-- Exercise directions --
Look through the entries that follow and return each line that has the string "screenshot".

Records contained in a dataset:
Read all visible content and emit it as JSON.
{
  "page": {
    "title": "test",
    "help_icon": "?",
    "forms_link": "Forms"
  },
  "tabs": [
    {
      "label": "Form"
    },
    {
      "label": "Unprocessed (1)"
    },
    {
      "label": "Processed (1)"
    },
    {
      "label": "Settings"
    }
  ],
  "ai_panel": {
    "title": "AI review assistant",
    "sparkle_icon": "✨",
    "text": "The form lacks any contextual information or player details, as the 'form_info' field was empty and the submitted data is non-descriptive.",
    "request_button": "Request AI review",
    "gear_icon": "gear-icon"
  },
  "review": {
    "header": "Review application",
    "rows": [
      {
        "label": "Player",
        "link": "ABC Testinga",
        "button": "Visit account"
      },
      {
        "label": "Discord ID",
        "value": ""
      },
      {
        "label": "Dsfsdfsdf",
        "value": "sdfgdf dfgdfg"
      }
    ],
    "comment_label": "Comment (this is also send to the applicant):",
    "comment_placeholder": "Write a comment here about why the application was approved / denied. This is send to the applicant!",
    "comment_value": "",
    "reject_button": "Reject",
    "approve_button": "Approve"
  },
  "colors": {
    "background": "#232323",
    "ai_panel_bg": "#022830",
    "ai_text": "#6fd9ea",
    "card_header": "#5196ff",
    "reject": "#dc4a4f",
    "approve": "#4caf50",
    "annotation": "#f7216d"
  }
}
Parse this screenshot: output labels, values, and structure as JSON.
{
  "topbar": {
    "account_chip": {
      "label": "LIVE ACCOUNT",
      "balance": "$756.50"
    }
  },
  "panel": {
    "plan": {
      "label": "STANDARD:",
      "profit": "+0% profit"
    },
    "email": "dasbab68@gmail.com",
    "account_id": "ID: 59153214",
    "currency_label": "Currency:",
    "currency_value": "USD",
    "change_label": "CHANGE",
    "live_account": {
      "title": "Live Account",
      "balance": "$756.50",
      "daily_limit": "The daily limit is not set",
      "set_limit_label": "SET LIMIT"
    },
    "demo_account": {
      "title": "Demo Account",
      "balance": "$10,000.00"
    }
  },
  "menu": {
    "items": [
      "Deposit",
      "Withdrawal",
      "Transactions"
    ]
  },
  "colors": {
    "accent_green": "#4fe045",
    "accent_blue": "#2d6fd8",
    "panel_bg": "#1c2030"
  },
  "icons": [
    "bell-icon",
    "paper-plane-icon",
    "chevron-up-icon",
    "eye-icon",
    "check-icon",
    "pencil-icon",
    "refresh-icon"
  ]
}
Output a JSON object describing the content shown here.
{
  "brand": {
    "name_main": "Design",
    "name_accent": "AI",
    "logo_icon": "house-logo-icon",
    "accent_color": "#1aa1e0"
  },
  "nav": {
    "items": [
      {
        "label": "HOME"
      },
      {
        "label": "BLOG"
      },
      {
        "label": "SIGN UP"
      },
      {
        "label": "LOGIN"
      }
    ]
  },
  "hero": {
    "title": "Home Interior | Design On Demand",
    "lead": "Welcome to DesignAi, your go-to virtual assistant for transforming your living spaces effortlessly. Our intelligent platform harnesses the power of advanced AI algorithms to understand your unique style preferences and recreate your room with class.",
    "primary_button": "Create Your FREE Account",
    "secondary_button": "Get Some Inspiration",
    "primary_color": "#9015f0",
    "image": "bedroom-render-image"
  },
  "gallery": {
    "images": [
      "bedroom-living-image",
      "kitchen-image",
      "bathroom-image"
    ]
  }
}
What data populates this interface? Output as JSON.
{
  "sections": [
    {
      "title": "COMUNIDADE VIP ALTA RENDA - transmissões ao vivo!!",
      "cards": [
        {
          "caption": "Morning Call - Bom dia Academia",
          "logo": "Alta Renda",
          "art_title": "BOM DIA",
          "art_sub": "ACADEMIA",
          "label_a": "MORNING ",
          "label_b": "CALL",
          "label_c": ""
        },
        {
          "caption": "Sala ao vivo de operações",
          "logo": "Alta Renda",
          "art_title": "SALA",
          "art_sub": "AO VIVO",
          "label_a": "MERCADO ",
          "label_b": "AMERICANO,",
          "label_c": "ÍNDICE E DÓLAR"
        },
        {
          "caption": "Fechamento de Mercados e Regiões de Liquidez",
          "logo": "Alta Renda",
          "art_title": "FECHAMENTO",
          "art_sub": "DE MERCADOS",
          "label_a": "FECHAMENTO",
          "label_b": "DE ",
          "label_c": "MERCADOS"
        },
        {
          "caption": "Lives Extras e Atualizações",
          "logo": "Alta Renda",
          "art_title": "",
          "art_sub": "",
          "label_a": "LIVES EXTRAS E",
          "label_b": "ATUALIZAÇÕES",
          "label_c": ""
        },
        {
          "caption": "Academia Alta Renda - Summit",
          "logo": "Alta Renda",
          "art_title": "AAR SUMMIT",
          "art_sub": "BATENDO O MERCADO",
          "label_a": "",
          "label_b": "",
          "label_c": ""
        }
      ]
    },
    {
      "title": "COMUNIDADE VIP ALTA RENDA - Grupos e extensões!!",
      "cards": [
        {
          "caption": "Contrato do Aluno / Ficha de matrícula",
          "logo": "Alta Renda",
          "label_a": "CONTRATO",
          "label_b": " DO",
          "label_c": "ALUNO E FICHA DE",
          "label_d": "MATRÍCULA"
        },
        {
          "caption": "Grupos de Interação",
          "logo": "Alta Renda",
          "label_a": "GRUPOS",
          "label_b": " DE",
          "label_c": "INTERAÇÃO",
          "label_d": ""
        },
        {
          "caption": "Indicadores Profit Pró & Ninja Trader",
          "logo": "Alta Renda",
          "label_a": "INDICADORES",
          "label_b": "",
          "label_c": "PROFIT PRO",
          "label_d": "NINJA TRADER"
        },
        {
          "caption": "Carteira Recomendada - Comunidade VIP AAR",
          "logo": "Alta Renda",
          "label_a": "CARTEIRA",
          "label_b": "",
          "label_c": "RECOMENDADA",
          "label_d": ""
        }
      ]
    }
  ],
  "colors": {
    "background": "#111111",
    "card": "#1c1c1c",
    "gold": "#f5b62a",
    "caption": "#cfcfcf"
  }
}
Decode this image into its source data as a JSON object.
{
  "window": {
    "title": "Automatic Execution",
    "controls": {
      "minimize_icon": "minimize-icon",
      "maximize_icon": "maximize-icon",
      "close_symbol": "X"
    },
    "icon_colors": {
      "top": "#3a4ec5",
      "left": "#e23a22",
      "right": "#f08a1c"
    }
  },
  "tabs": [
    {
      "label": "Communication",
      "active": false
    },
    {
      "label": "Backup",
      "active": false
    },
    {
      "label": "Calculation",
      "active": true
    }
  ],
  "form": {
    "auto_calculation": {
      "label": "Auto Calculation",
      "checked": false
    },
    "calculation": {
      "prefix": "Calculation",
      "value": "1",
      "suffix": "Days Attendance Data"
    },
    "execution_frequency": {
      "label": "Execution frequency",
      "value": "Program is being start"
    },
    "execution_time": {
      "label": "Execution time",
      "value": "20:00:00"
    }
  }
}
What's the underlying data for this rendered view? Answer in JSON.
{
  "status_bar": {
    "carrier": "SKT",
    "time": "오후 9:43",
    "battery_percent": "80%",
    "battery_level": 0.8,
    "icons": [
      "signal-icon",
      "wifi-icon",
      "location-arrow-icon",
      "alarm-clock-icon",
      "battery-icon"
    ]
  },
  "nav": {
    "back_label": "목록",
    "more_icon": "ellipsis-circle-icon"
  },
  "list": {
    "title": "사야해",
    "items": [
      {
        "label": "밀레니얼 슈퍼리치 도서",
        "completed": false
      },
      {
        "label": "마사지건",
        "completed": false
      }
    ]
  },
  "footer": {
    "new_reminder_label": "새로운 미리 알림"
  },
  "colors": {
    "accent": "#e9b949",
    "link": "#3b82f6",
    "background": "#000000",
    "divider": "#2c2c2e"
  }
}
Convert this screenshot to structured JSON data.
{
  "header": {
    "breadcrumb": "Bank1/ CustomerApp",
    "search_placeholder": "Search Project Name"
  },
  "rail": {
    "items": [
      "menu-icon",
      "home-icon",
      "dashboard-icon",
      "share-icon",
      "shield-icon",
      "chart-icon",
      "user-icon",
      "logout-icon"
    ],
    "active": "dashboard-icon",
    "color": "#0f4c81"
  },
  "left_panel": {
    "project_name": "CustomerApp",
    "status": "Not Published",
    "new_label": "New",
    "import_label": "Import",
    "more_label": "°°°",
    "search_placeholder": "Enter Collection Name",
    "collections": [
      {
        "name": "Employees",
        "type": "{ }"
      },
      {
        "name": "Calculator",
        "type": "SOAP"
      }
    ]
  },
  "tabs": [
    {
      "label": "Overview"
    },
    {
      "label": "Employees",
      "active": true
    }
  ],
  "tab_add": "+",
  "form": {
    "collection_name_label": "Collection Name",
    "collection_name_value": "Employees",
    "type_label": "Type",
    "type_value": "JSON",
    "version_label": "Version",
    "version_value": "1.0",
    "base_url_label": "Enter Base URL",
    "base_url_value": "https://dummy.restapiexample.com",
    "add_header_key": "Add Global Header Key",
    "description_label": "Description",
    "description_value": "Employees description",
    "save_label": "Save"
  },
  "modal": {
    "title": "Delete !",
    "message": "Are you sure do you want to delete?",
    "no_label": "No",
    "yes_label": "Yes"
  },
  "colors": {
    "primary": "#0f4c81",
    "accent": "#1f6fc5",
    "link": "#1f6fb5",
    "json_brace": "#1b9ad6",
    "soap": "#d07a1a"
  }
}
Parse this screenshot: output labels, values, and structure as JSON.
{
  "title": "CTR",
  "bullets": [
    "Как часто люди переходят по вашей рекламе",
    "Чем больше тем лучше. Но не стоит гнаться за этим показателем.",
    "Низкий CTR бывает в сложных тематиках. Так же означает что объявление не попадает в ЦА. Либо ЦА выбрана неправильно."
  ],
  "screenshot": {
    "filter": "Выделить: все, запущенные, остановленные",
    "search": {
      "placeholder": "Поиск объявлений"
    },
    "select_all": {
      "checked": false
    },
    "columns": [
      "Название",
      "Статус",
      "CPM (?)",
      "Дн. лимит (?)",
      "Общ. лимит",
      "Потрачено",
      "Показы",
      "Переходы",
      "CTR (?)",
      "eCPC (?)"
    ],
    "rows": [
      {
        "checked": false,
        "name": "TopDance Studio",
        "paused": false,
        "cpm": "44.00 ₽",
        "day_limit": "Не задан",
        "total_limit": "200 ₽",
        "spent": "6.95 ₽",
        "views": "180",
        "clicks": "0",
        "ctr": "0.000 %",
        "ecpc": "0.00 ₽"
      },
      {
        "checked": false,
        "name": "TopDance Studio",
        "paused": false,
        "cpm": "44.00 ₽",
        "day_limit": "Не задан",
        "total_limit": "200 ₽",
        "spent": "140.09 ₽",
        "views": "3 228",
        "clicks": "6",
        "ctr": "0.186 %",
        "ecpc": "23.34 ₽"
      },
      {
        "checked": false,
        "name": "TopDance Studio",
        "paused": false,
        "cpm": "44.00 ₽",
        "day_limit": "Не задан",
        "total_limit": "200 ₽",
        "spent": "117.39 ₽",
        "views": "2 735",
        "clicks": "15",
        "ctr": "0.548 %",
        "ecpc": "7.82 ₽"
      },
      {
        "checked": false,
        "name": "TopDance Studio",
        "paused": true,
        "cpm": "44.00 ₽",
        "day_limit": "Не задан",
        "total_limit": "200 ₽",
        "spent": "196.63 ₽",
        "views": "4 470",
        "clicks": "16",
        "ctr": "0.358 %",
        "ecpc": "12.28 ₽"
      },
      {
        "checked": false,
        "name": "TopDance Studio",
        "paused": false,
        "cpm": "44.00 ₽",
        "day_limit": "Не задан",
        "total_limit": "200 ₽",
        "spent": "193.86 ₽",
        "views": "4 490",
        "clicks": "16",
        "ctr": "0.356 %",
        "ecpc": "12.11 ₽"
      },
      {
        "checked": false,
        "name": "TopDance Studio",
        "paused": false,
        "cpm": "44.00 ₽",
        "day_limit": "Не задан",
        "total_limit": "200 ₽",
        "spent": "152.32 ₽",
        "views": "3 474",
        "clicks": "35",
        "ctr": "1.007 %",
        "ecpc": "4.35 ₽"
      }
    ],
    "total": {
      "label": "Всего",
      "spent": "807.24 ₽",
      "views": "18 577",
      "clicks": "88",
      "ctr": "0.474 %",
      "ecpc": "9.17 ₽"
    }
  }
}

-- Exercise answer --
Parse this screenshot: output labels, values, and structure as JSON.
Convert this screenshot to structured JSON data.
Parse this screenshot: output labels, values, and structure as JSON.
  "screenshot": {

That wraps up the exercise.